In epic poetry, there is a striking reaffirmation of Virgil as the supreme and unassailable model, a noteworthy development after the bold generic experimentation of Ovid in the later Augustan period and the radical Neronian epicist Lucan. In prose, Quintilian affirmed Cicero as the ideal, rejecting Introduction 9 the stylistic innovations of intervening writers, Seneca above all. As Lana (1980, 56) well observes, Quintilian theorized classicism, with its well‐defined rules and its unreachable models.

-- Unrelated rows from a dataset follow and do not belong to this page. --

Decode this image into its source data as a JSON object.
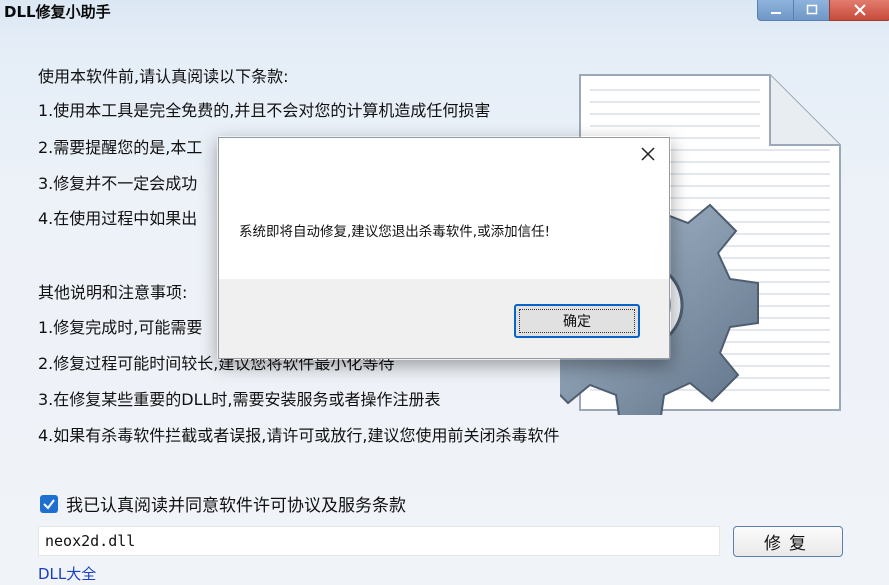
{
  "window": {
    "title": "DLL修复小助手",
    "minimize_glyph": "—",
    "maximize_glyph": "☐",
    "close_glyph": "✕"
  },
  "terms": {
    "heading": "使用本软件前,请认真阅读以下条款:",
    "items": [
      "1.使用本工具是完全免费的,并且不会对您的计算机造成任何损害",
      "2.需要提醒您的是,本工",
      "3.修复并不一定会成功",
      "4.在使用过程中如果出"
    ]
  },
  "notes": {
    "heading": "其他说明和注意事项:",
    "items": [
      "1.修复完成时,可能需要",
      "2.修复过程可能时间较长,建议您将软件最小化等待",
      "3.在修复某些重要的DLL时,需要安装服务或者操作注册表",
      "4.如果有杀毒软件拦截或者误报,请许可或放行,建议您使用前关闭杀毒软件"
    ]
  },
  "agreement": {
    "checked": true,
    "label": "我已认真阅读并同意软件许可协议及服务条款"
  },
  "dll_input": {
    "value": "neox2d.dll"
  },
  "repair_button": {
    "label": "修复"
  },
  "dll_link": {
    "label": "DLL大全"
  },
  "dialog": {
    "message": "系统即将自动修复,建议您退出杀毒软件,或添加信任!",
    "ok_label": "确定"
  },
  "colors": {
    "accent": "#1f6fd0",
    "link": "#1a3fc4",
    "close_red": "#c84a3a"
  },
  "icons": [
    "minimize-icon",
    "maximize-icon",
    "close-icon",
    "checkmark-icon",
    "document-gear-icon",
    "dialog-close-icon"
  ]
}
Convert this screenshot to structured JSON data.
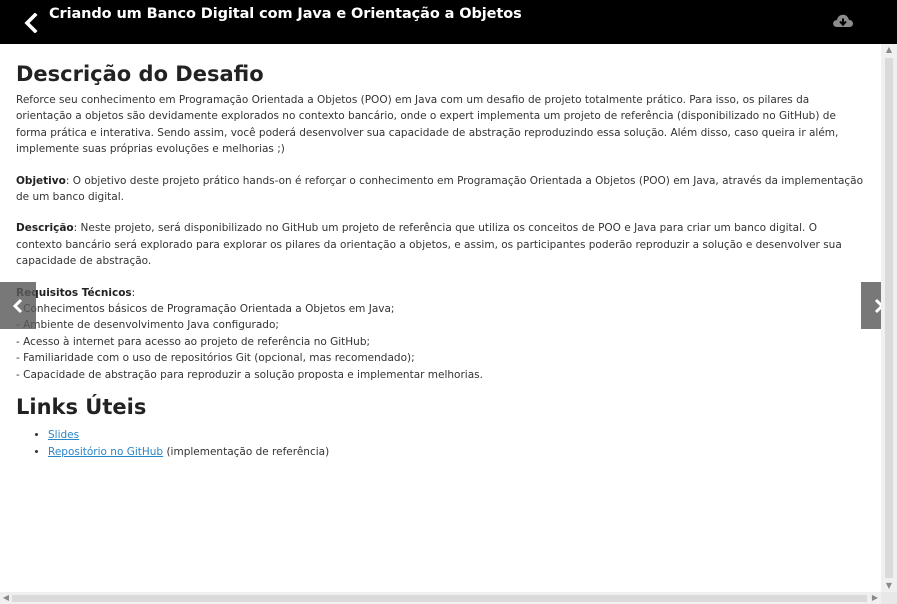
{
  "header": {
    "title": "Criando um Banco Digital com Java e Orientação a Objetos",
    "back_icon": "chevron-left-icon",
    "download_icon": "cloud-download-icon"
  },
  "content": {
    "heading_desc": "Descrição do Desafio",
    "intro": "Reforce seu conhecimento em Programação Orientada a Objetos (POO) em Java com um desafio de projeto totalmente prático. Para isso, os pilares da orientação a objetos são devidamente explorados no contexto bancário, onde o expert implementa um projeto de referência (disponibilizado no GitHub) de forma prática e interativa. Sendo assim, você poderá desenvolver sua capacidade de abstração reproduzindo essa solução. Além disso, caso queira ir além, implemente suas próprias evoluções e melhorias ;)",
    "objective_label": "Objetivo",
    "objective_text": ": O objetivo deste projeto prático hands-on é reforçar o conhecimento em Programação Orientada a Objetos (POO) em Java, através da implementação de um banco digital.",
    "description_label": "Descrição",
    "description_text": ": Neste projeto, será disponibilizado no GitHub um projeto de referência que utiliza os conceitos de POO e Java para criar um banco digital. O contexto bancário será explorado para explorar os pilares da orientação a objetos, e assim, os participantes poderão reproduzir a solução e desenvolver sua capacidade de abstração.",
    "requirements_label": "Requisitos Técnicos",
    "requirements_colon": ":",
    "requirements": [
      "- Conhecimentos básicos de Programação Orientada a Objetos em Java;",
      "- Ambiente de desenvolvimento Java configurado;",
      "- Acesso à internet para acesso ao projeto de referência no GitHub;",
      "- Familiaridade com o uso de repositórios Git (opcional, mas recomendado);",
      "- Capacidade de abstração para reproduzir a solução proposta e implementar melhorias."
    ],
    "heading_links": "Links Úteis",
    "links": [
      {
        "label": "Slides",
        "suffix": ""
      },
      {
        "label": "Repositório no GitHub",
        "suffix": " (implementação de referência)"
      }
    ]
  },
  "navigation": {
    "prev_icon": "chevron-left-icon",
    "next_icon": "chevron-right-icon"
  },
  "colors": {
    "header_bg": "#000000",
    "link": "#2a86c8",
    "nav_overlay": "#5a5a5a"
  }
}
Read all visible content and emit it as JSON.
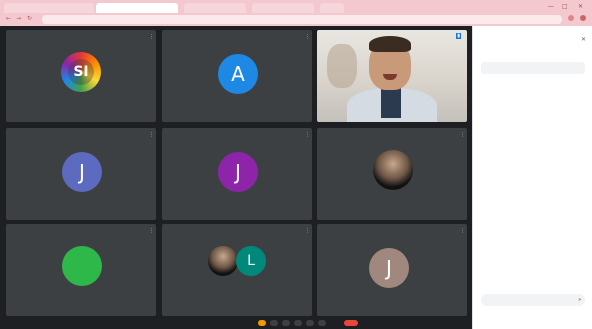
{
  "browser": {
    "tabs": [
      "",
      "",
      "",
      "",
      ""
    ],
    "address": "",
    "win_controls": [
      "—",
      "□",
      "✕"
    ]
  },
  "meeting": {
    "tiles": [
      {
        "name": "",
        "avatar_text": "SI",
        "avatar_kind": "multicolor"
      },
      {
        "name": "",
        "avatar_text": "A",
        "avatar_color": "#1e88e5"
      },
      {
        "name": "",
        "avatar_text": "",
        "avatar_kind": "video"
      },
      {
        "name": "",
        "avatar_text": "J",
        "avatar_color": "#5c6bc0"
      },
      {
        "name": "",
        "avatar_text": "J",
        "avatar_color": "#8e24aa"
      },
      {
        "name": "",
        "avatar_text": "",
        "avatar_kind": "photo"
      },
      {
        "name": "",
        "avatar_text": "",
        "avatar_color": "#2eb84a"
      },
      {
        "name": "",
        "avatar_text": "L",
        "avatar_color": "#00897b",
        "avatar_kind": "group"
      },
      {
        "name": "",
        "avatar_text": "J",
        "avatar_color": "#a1887f"
      }
    ]
  },
  "chat_panel": {
    "title": "",
    "close": "✕",
    "note": "",
    "messages": [
      {
        "sender": "",
        "text": ""
      },
      {
        "sender": "",
        "text": ""
      },
      {
        "sender": "",
        "text": ""
      },
      {
        "sender": "",
        "text": ""
      },
      {
        "sender": "",
        "text": ""
      },
      {
        "sender": "",
        "text": ""
      }
    ],
    "input_placeholder": ""
  },
  "colors": {
    "stage_bg": "#1e1f22",
    "tile_bg": "#3c4043",
    "chrome_bg": "#f3c9cf",
    "link": "#1a73e8",
    "end_call": "#e8453c"
  }
}
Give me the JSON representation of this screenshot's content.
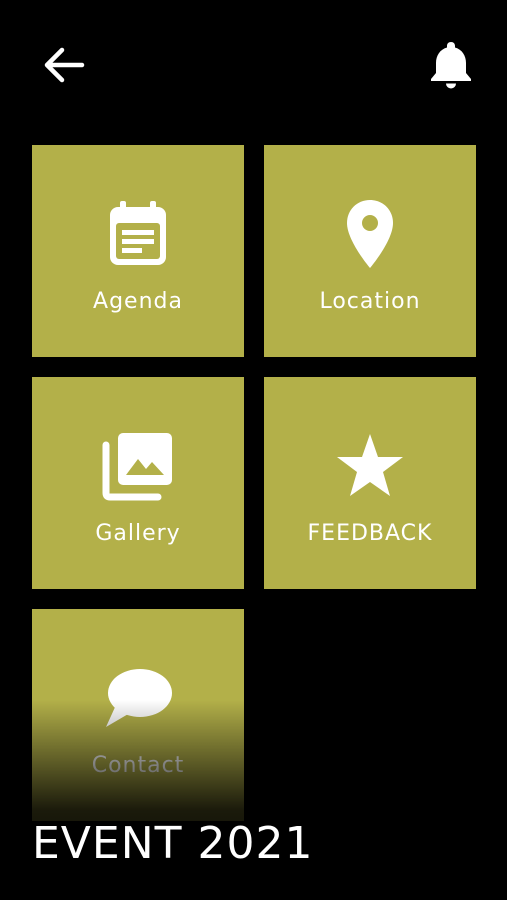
{
  "colors": {
    "background": "#000000",
    "tile": "#B3B049",
    "icon": "#ffffff"
  },
  "header": {
    "back_icon": "arrow-left",
    "notification_icon": "bell"
  },
  "tiles": [
    {
      "label": "Agenda",
      "icon": "calendar-icon"
    },
    {
      "label": "Location",
      "icon": "map-pin-icon"
    },
    {
      "label": "Gallery",
      "icon": "photo-library-icon"
    },
    {
      "label": "FEEDBACK",
      "icon": "star-icon"
    },
    {
      "label": "Contact",
      "icon": "chat-bubble-icon"
    }
  ],
  "footer": {
    "title": "EVENT 2021"
  }
}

In this respect Tacitus emerges as a historian of imperialism who has perceived only too clearly uncomfortable truths associated with the necessity of provincial integration and consequently developed an ecumenical vision not without criticism of Roman abuses, including a famous speech put in the mouth of the British chieftain Calgacus (Agr. 6 The final author to be taken into account is the poet Juvenal, who wrote a series of 16 satires in the early second century. Of the author’s own life we have little secure information; in the Satires he decries the perceived faults of his time and is thereby led to make reference to the Flavian period during which he lived.